*TODAY* MCB Seminar | "Logic and Evolution of Cell Growth Regulation"

David Gresham
New York University,
Department of Biology

Friday, April 10, 2015
12:00 pm
RRI 101
Host: Ian Ehrenreich

Thursday, April 9, 2015

Computational Biology Colloquium | "How meiosis drives the sequence evolution at recombination hotspots"

University of Southern California

Ray R. Irani Hall
Molecular and Computational Biology

Computational Biology Colloquium

Irene Tiemann-Boege
Johannes Kepler University,
Institute of Biophysics

"How meiosis drives the sequence evolution 
at recombination hotspots"

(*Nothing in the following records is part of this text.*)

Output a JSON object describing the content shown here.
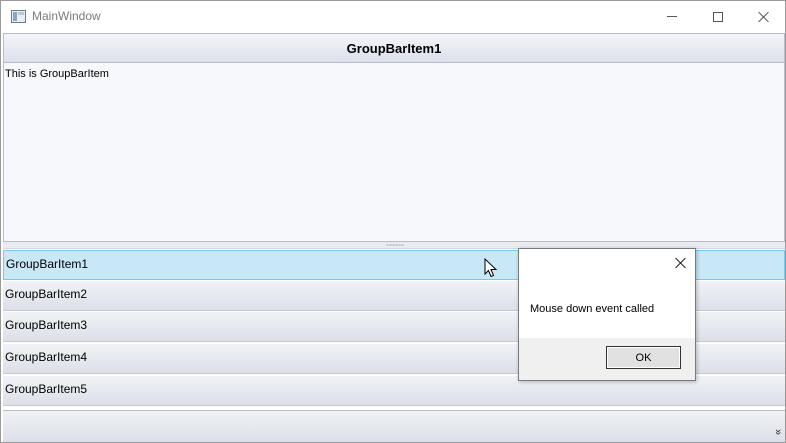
{
  "window": {
    "title": "MainWindow"
  },
  "groupbar": {
    "header": "GroupBarItem1",
    "content_text": "This is GroupBarItem",
    "items": [
      {
        "label": "GroupBarItem1",
        "selected": true
      },
      {
        "label": "GroupBarItem2",
        "selected": false
      },
      {
        "label": "GroupBarItem3",
        "selected": false
      },
      {
        "label": "GroupBarItem4",
        "selected": false
      },
      {
        "label": "GroupBarItem5",
        "selected": false
      }
    ],
    "overflow_icon": "chevron-double-down-icon"
  },
  "message_box": {
    "text": "Mouse down event called",
    "ok_label": "OK"
  },
  "colors": {
    "selected_item_bg": "#c9e8f7",
    "selected_item_border": "#7ec6ea",
    "header_gradient_top": "#f4f5f9",
    "header_gradient_bottom": "#dde0ea"
  }
}
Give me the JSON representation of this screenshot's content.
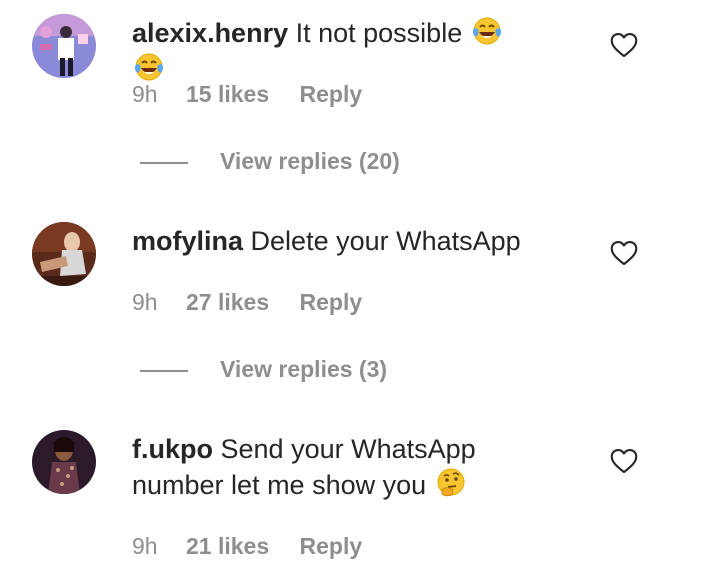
{
  "comments": [
    {
      "username": "alexix.henry",
      "text": "It not possible",
      "emoji": [
        "face-with-tears-of-joy-emoji",
        "face-with-tears-of-joy-emoji"
      ],
      "time": "9h",
      "likes": "15 likes",
      "reply": "Reply",
      "view_replies": "View replies (20)"
    },
    {
      "username": "mofylina",
      "text": "Delete your WhatsApp",
      "time": "9h",
      "likes": "27 likes",
      "reply": "Reply",
      "view_replies": "View replies (3)"
    },
    {
      "username": "f.ukpo",
      "text": "Send your WhatsApp number let me show you",
      "emoji": [
        "thinking-face-emoji"
      ],
      "time": "9h",
      "likes": "21 likes",
      "reply": "Reply"
    }
  ],
  "icons": {
    "like": "heart-outline-icon"
  },
  "colors": {
    "text": "#262626",
    "secondary": "#8e8e8e",
    "background": "#ffffff"
  }
}
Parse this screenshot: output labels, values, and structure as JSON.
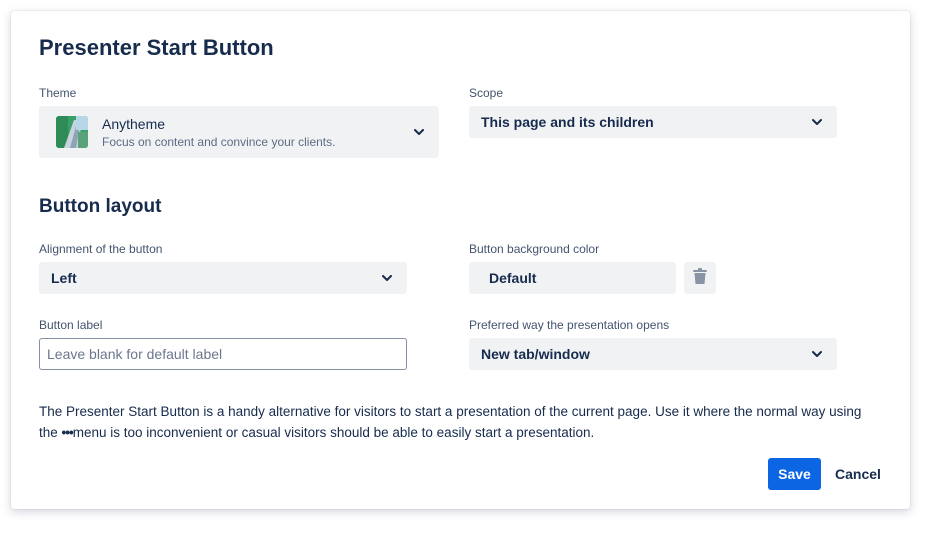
{
  "dialog": {
    "title": "Presenter Start Button",
    "theme": {
      "label": "Theme",
      "name": "Anytheme",
      "description": "Focus on content and convince your clients."
    },
    "scope": {
      "label": "Scope",
      "value": "This page and its children"
    },
    "layout_section_title": "Button layout",
    "alignment": {
      "label": "Alignment of the button",
      "value": "Left"
    },
    "bg_color": {
      "label": "Button background color",
      "value": "Default"
    },
    "button_label": {
      "label": "Button label",
      "placeholder": "Leave blank for default label",
      "value": ""
    },
    "opens": {
      "label": "Preferred way the presentation opens",
      "value": "New tab/window"
    },
    "description_part1": "The Presenter Start Button is a handy alternative for visitors to start a presentation of the current page. Use it where the normal way using the ",
    "description_dots": "•••",
    "description_part2": "menu is too inconvenient or casual visitors should be able to easily start a presentation.",
    "save_label": "Save",
    "cancel_label": "Cancel"
  },
  "icons": {
    "chevron": "chevron-down-icon",
    "trash": "trash-icon",
    "theme_thumbnail": "theme-thumbnail"
  },
  "colors": {
    "primary": "#0c66e4",
    "field_bg": "#f1f2f4",
    "text": "#172b4d"
  }
}
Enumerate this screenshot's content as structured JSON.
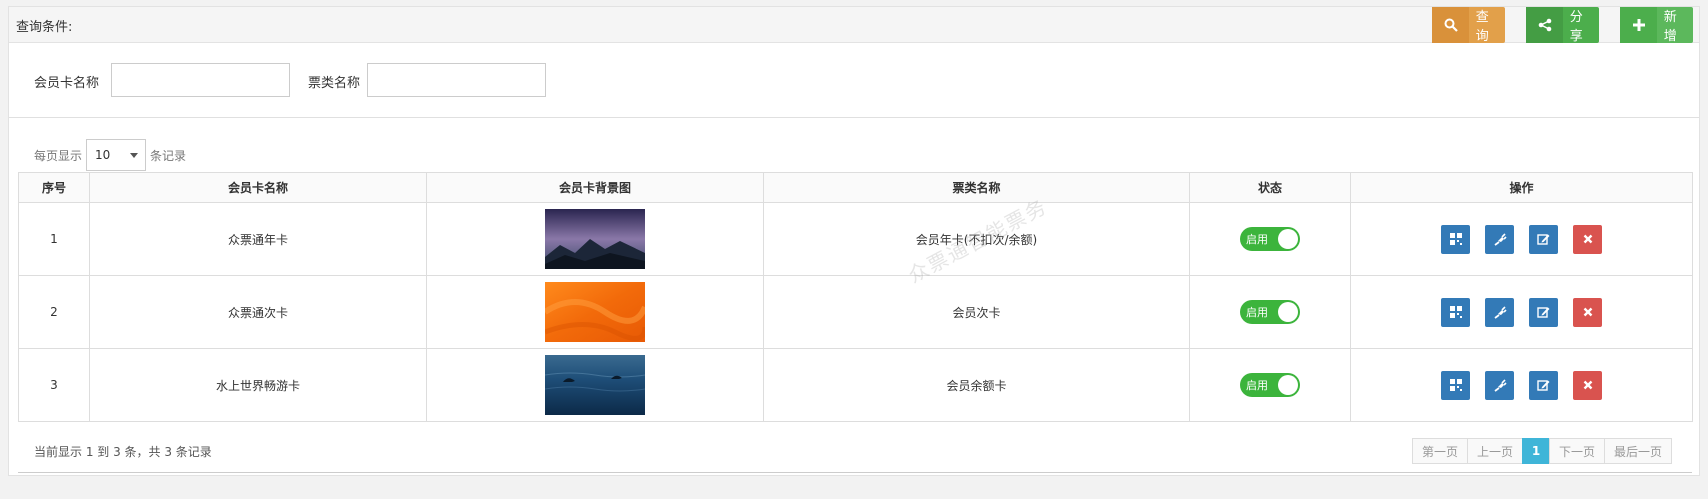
{
  "header": {
    "title": "查询条件:",
    "query_label": "查询",
    "share_label": "分享",
    "add_label": "新增"
  },
  "search": {
    "card_name_label": "会员卡名称",
    "ticket_name_label": "票类名称",
    "card_name_value": "",
    "ticket_name_value": ""
  },
  "page_size": {
    "prefix": "每页显示",
    "value": "10",
    "suffix": "条记录"
  },
  "table": {
    "headers": [
      "序号",
      "会员卡名称",
      "会员卡背景图",
      "票类名称",
      "状态",
      "操作"
    ],
    "rows": [
      {
        "index": "1",
        "card_name": "众票通年卡",
        "image": "night-mountains-image",
        "ticket_name": "会员年卡(不扣次/余额)",
        "status": "启用"
      },
      {
        "index": "2",
        "card_name": "众票通次卡",
        "image": "orange-sand-image",
        "ticket_name": "会员次卡",
        "status": "启用"
      },
      {
        "index": "3",
        "card_name": "水上世界畅游卡",
        "image": "ocean-dolphin-image",
        "ticket_name": "会员余额卡",
        "status": "启用"
      }
    ]
  },
  "footer": {
    "info": "当前显示 1 到 3 条，共 3 条记录"
  },
  "pager": {
    "first": "第一页",
    "prev": "上一页",
    "current": "1",
    "next": "下一页",
    "last": "最后一页"
  },
  "watermark": "众票通智能票务",
  "colors": {
    "query": "#e2a04a",
    "share": "#4cae4c",
    "add": "#5cb85c",
    "op_blue": "#337ab7",
    "op_red": "#d9534f",
    "toggle_on": "#3cb43c",
    "pager_active": "#3fb5d8"
  }
}
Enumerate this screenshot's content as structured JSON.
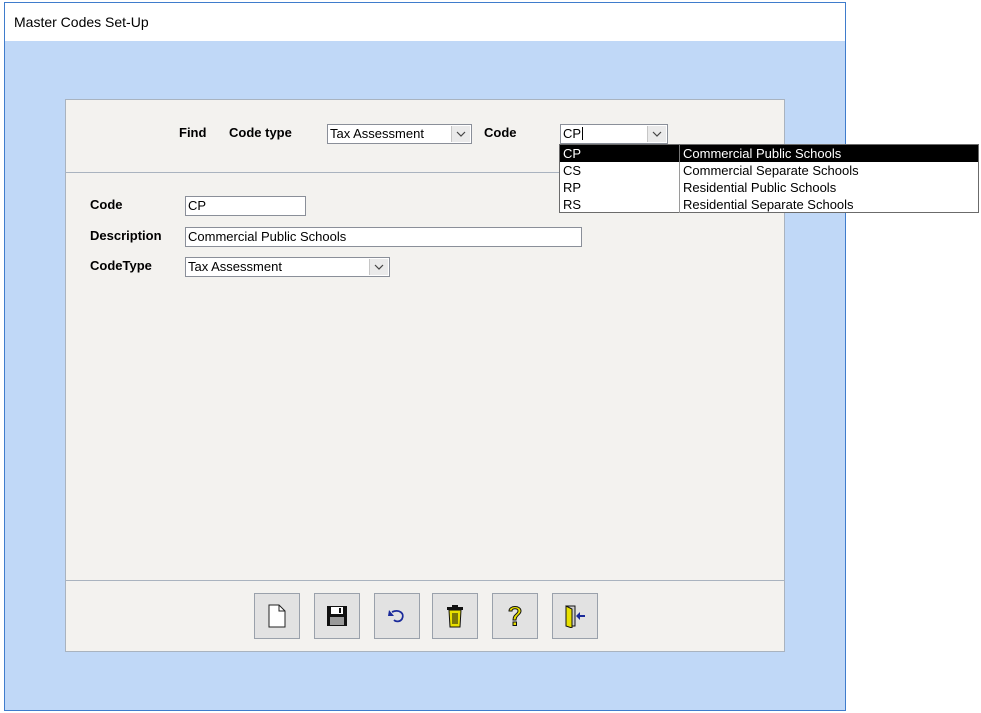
{
  "window": {
    "title": "Master Codes Set-Up"
  },
  "find_bar": {
    "find_label": "Find",
    "code_type_label": "Code type",
    "code_type_value": "Tax Assessment",
    "code_label": "Code",
    "code_value": "CP"
  },
  "code_dropdown": {
    "items": [
      {
        "code": "CP",
        "description": "Commercial Public Schools",
        "selected": true
      },
      {
        "code": "CS",
        "description": "Commercial Separate Schools",
        "selected": false
      },
      {
        "code": "RP",
        "description": "Residential Public Schools",
        "selected": false
      },
      {
        "code": "RS",
        "description": "Residential Separate Schools",
        "selected": false
      }
    ]
  },
  "form": {
    "code_label": "Code",
    "code_value": "CP",
    "description_label": "Description",
    "description_value": "Commercial Public Schools",
    "codetype_label": "CodeType",
    "codetype_value": "Tax Assessment"
  },
  "toolbar": {
    "buttons": [
      {
        "icon": "new-document-icon"
      },
      {
        "icon": "save-disk-icon"
      },
      {
        "icon": "undo-icon"
      },
      {
        "icon": "trash-icon"
      },
      {
        "icon": "help-question-icon"
      },
      {
        "icon": "exit-door-icon"
      }
    ],
    "colors": {
      "icon_yellow": "#e8e000",
      "icon_blue": "#1a2a9a"
    }
  }
}
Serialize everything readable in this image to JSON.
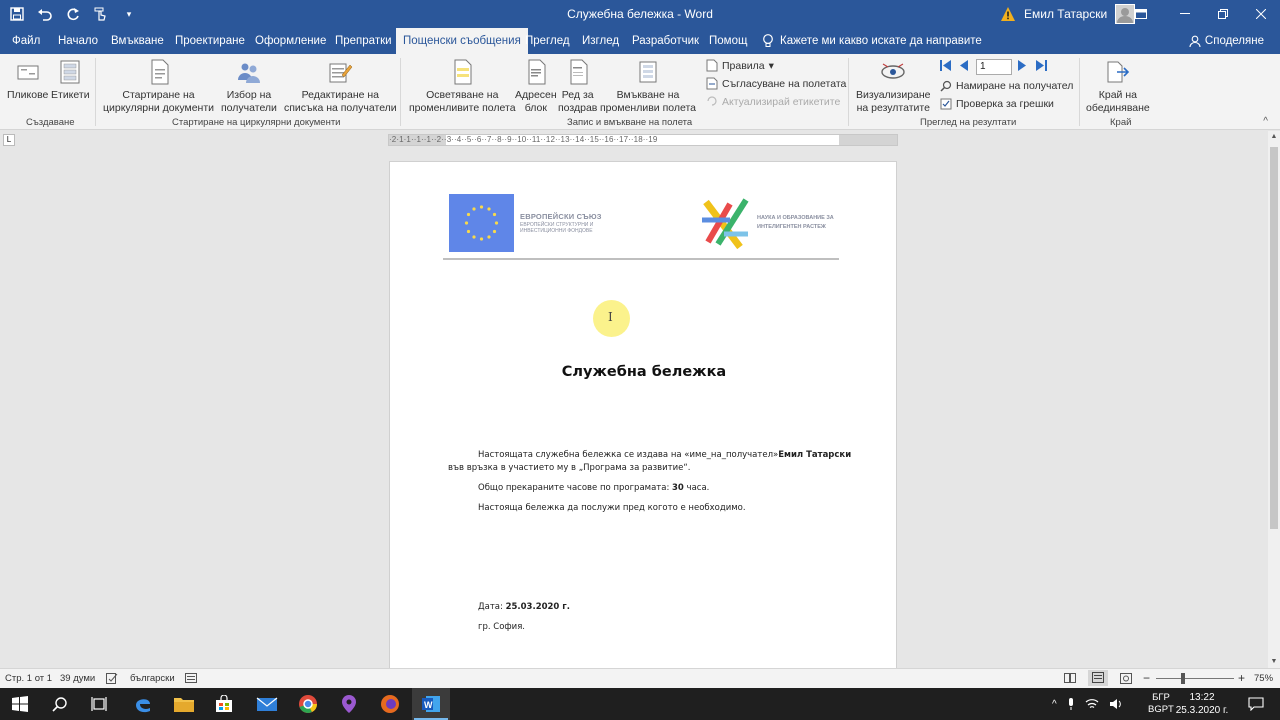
{
  "window": {
    "title": "Служебна бележка  -  Word",
    "user": "Емил Татарски"
  },
  "qat": {
    "save": "save-icon",
    "undo": "undo-icon",
    "redo": "redo-icon",
    "touch": "touch-mode-icon",
    "more": "▾"
  },
  "tabs": [
    {
      "label": "Файл"
    },
    {
      "label": "Начало"
    },
    {
      "label": "Вмъкване"
    },
    {
      "label": "Проектиране"
    },
    {
      "label": "Оформление"
    },
    {
      "label": "Препратки"
    },
    {
      "label": "Пощенски съобщения"
    },
    {
      "label": "Преглед"
    },
    {
      "label": "Изглед"
    },
    {
      "label": "Разработчик"
    },
    {
      "label": "Помощ"
    }
  ],
  "tell_me": "Кажете ми какво искате да направите",
  "share": "Споделяне",
  "ribbon": {
    "envelopes": "Пликове",
    "labels": "Етикети",
    "start_merge_1": "Стартиране на",
    "start_merge_2": "циркулярни документи",
    "select_recipients_1": "Избор на",
    "select_recipients_2": "получатели",
    "edit_list_1": "Редактиране на",
    "edit_list_2": "списъка на получатели",
    "highlight_1": "Осветяване на",
    "highlight_2": "променливите полета",
    "address_1": "Адресен",
    "address_2": "блок",
    "greeting_1": "Ред за",
    "greeting_2": "поздрав",
    "insert_field_1": "Вмъкване на",
    "insert_field_2": "променливи полета",
    "rules": "Правила",
    "match_fields": "Съгласуване на полетата",
    "update_labels": "Актуализирай етикетите",
    "preview_1": "Визуализиране",
    "preview_2": "на резултатите",
    "record_number": "1",
    "find_recipient": "Намиране на получател",
    "check_errors": "Проверка за грешки",
    "finish_1": "Край на",
    "finish_2": "обединяване",
    "group_create": "Създаване",
    "group_start": "Стартиране на циркулярни документи",
    "group_write": "Запис и вмъкване на полета",
    "group_preview": "Преглед на резултати",
    "group_finish": "Край"
  },
  "ruler": {
    "ticks": "·2·1·1··1··1··2··3··4··5··6··7··8··9··10··11··12··13··14··15··16··17··18··19"
  },
  "document": {
    "eu_title": "ЕВРОПЕЙСКИ СЪЮЗ",
    "eu_sub": "ЕВРОПЕЙСКИ СТРУКТУРНИ И ИНВЕСТИЦИОННИ ФОНДОВЕ",
    "sci_line1": "НАУКА И ОБРАЗОВАНИЕ ЗА",
    "sci_line2": "ИНТЕЛИГЕНТЕН РАСТЕЖ",
    "heading": "Служебна бележка",
    "p1_text": "Настоящата служебна бележка се издава на «име_на_получател»",
    "p1_name": "Емил Татарски",
    "p1_cont": "във връзка в участието му в „Програма за развитие“.",
    "p2_text": "Общо прекараните часове по програмата: ",
    "p2_hours": "30",
    "p2_unit": " часа.",
    "p3_text": "Настояща бележка да послужи пред когото е необходимо.",
    "date_label": "Дата: ",
    "date_value": "25.03.2020 г.",
    "city": "гр. София."
  },
  "status": {
    "page": "Стр. 1 от 1",
    "words": "39 думи",
    "language": "български",
    "zoom": "75%",
    "zoom_minus": "−",
    "zoom_plus": "+"
  },
  "taskbar": {
    "lang1": "БГР",
    "lang2": "BGPT",
    "time": "13:22",
    "date": "25.3.2020 г."
  },
  "colors": {
    "word_blue": "#2b579a",
    "eu_blue": "#5f86e8"
  }
}
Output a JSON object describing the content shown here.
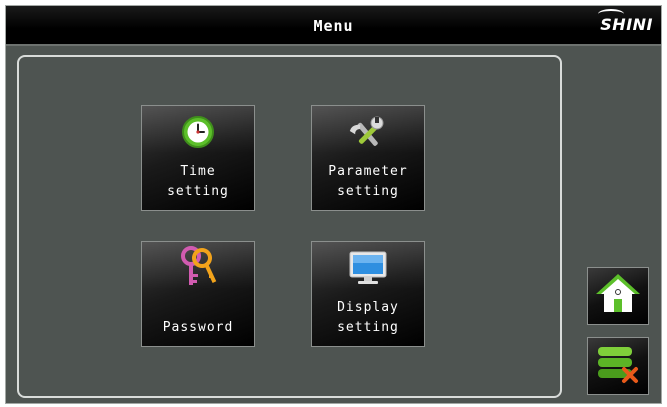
{
  "header": {
    "title": "Menu",
    "logo_text": "SHINI"
  },
  "menu": {
    "time_setting": {
      "label": "Time\nsetting",
      "icon": "clock-icon"
    },
    "parameter_setting": {
      "label": "Parameter\nsetting",
      "icon": "tools-icon"
    },
    "password": {
      "label": "Password",
      "icon": "keys-icon"
    },
    "display_setting": {
      "label": "Display\nsetting",
      "icon": "monitor-icon"
    }
  },
  "side_buttons": [
    {
      "icon": "home-icon"
    },
    {
      "icon": "database-delete-icon"
    }
  ],
  "colors": {
    "background": "#4e5451",
    "titlebar": "#000000",
    "tile": "#1a1a1a",
    "text": "#ffffff",
    "accent_green": "#5cbf2a"
  }
}
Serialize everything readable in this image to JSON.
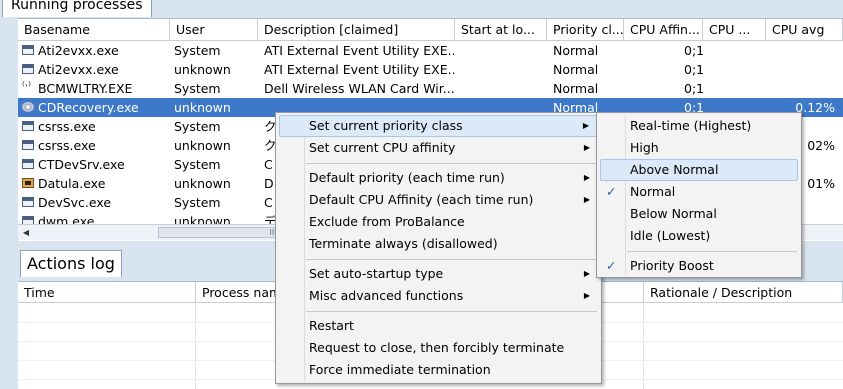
{
  "tab_running": "Running processes",
  "columns": [
    "Basename",
    "User",
    "Description [claimed]",
    "Start at lo...",
    "Priority cl...",
    "CPU Affin...",
    "CPU ...",
    "CPU avg"
  ],
  "processes": [
    {
      "name": "Ati2evxx.exe",
      "user": "System",
      "desc": "ATI External Event Utility EXE...",
      "priority": "Normal",
      "affinity": "0;1",
      "cpu": "",
      "avg": "",
      "icon": "window-icon"
    },
    {
      "name": "Ati2evxx.exe",
      "user": "unknown",
      "desc": "ATI External Event Utility EXE...",
      "priority": "Normal",
      "affinity": "0;1",
      "cpu": "",
      "avg": "",
      "icon": "window-icon"
    },
    {
      "name": "BCMWLTRY.EXE",
      "user": "System",
      "desc": "Dell Wireless WLAN Card Wir...",
      "priority": "Normal",
      "affinity": "0;1",
      "cpu": "",
      "avg": "",
      "icon": "wireless-icon"
    },
    {
      "name": "CDRecovery.exe",
      "user": "unknown",
      "desc": "",
      "priority": "Normal",
      "affinity": "0;1",
      "cpu": "",
      "avg": "0.12%",
      "icon": "cd-icon",
      "selected": true
    },
    {
      "name": "csrss.exe",
      "user": "System",
      "desc": "ク",
      "priority": "",
      "affinity": "",
      "cpu": "",
      "avg": "",
      "icon": "window-icon"
    },
    {
      "name": "csrss.exe",
      "user": "unknown",
      "desc": "ク",
      "priority": "",
      "affinity": "",
      "cpu": "",
      "avg": "02%",
      "icon": "window-icon"
    },
    {
      "name": "CTDevSrv.exe",
      "user": "System",
      "desc": "C",
      "priority": "",
      "affinity": "",
      "cpu": "",
      "avg": "",
      "icon": "window-icon"
    },
    {
      "name": "Datula.exe",
      "user": "unknown",
      "desc": "D",
      "priority": "",
      "affinity": "",
      "cpu": "",
      "avg": "01%",
      "icon": "datula-icon"
    },
    {
      "name": "DevSvc.exe",
      "user": "System",
      "desc": "C",
      "priority": "",
      "affinity": "",
      "cpu": "",
      "avg": "",
      "icon": "window-icon"
    },
    {
      "name": "dwm.exe",
      "user": "unknown",
      "desc": "デ",
      "priority": "",
      "affinity": "",
      "cpu": "",
      "avg": "",
      "icon": "window-icon"
    }
  ],
  "scroll": {
    "left_arrow": "◀",
    "grip": "III"
  },
  "tab_actions": "Actions log",
  "log_columns": [
    "Time",
    "Process nam",
    "Rationale / Description"
  ],
  "context_menu": {
    "items": [
      {
        "label": "Set current priority class",
        "submenu": true,
        "highlighted": true
      },
      {
        "label": "Set current CPU affinity",
        "submenu": true
      },
      {
        "separator": true
      },
      {
        "label": "Default priority (each time run)",
        "submenu": true
      },
      {
        "label": "Default CPU Affinity (each time run)",
        "submenu": true
      },
      {
        "label": "Exclude from ProBalance"
      },
      {
        "label": "Terminate always (disallowed)"
      },
      {
        "separator": true
      },
      {
        "label": "Set auto-startup type",
        "submenu": true
      },
      {
        "label": "Misc advanced functions",
        "submenu": true
      },
      {
        "separator": true
      },
      {
        "label": "Restart"
      },
      {
        "label": "Request to close, then forcibly terminate"
      },
      {
        "label": "Force immediate termination"
      }
    ]
  },
  "priority_submenu": {
    "items": [
      {
        "label": "Real-time (Highest)"
      },
      {
        "label": "High"
      },
      {
        "label": "Above Normal",
        "highlighted": true
      },
      {
        "label": "Normal",
        "checked": true
      },
      {
        "label": "Below Normal"
      },
      {
        "label": "Idle (Lowest)"
      },
      {
        "separator": true
      },
      {
        "label": "Priority Boost",
        "checked": true
      }
    ]
  },
  "glyphs": {
    "check": "✓",
    "submenu_arrow": "▶"
  },
  "colors": {
    "selection": "#3e78c9",
    "menu_highlight": "#dbe9f8",
    "check": "#2a5fb0"
  }
}
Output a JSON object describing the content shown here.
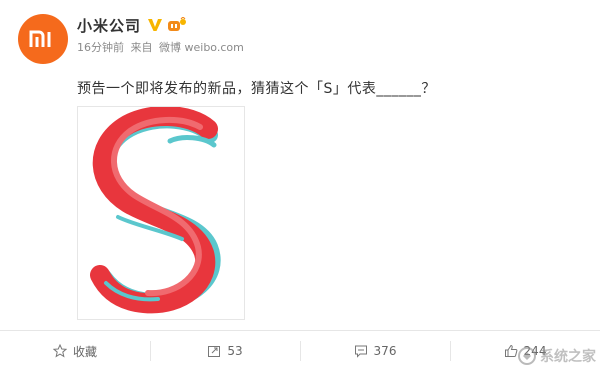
{
  "post": {
    "author": "小米公司",
    "time": "16分钟前",
    "source_prefix": "来自",
    "source": "微博 weibo.com",
    "text": "预告一个即将发布的新品，猜猜这个「S」代表______？"
  },
  "avatar": {
    "logo": "mi-logo-icon",
    "color": "#f56a1c"
  },
  "actions": {
    "favorite_label": "收藏",
    "repost_count": "53",
    "comment_count": "376",
    "like_count": "244"
  },
  "watermark": {
    "text": "系统之家"
  },
  "colors": {
    "accent_verified": "#f7b500",
    "s_red": "#e8363d",
    "s_teal": "#5bc7cd",
    "text": "#333333",
    "meta": "#8a8a8a"
  }
}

Abstract:  Meiosis is a potentially important source of germline mutations, as sites of meiotic recombination experience recurrent double-strand breaks (DSBs). However, evidence for a local mutagenic effect of recombination in population sequence data has been equivocal. By sequencing a large number of single crossovers obtained from human sperm, we find that recombination is mutagenic. Crossovers harbor more de novo mutations than non-recombinants, primarily CG to TA transitions enriched at CpG sites. Such striking asymmetry of mutational patterns is not seen genome wide, but could be predominant in mechanisms involving single stranded DNA processing. Our large data set also provides new evidence that the transmission of GC-alleles is favored during crossing-over and shows that GC biased gene conversion (gBGC) is a strong driver of hotspot sequence evolution opposing mutation. This is consistent with the idea that gBGC could be an adaptation to counteract the mutational load of recombination.

Thursday April 9, 2015
2:00 pm
RRI 101
Host:  Norm Arnheim and Peter Calabrese

2nd Annual Zilkha Symposium on Alzheimer Disease & Related Disorders

You can ESVP to the event utilizing the following link – www.usc.edu/esvp (code: zilkha). Please note that the ESVP does not guarantee a seat. All seating will be first come, first served. 
Contact Julie Carl at 323-442-3219 or at jcarl@usc.edu if you have any questions.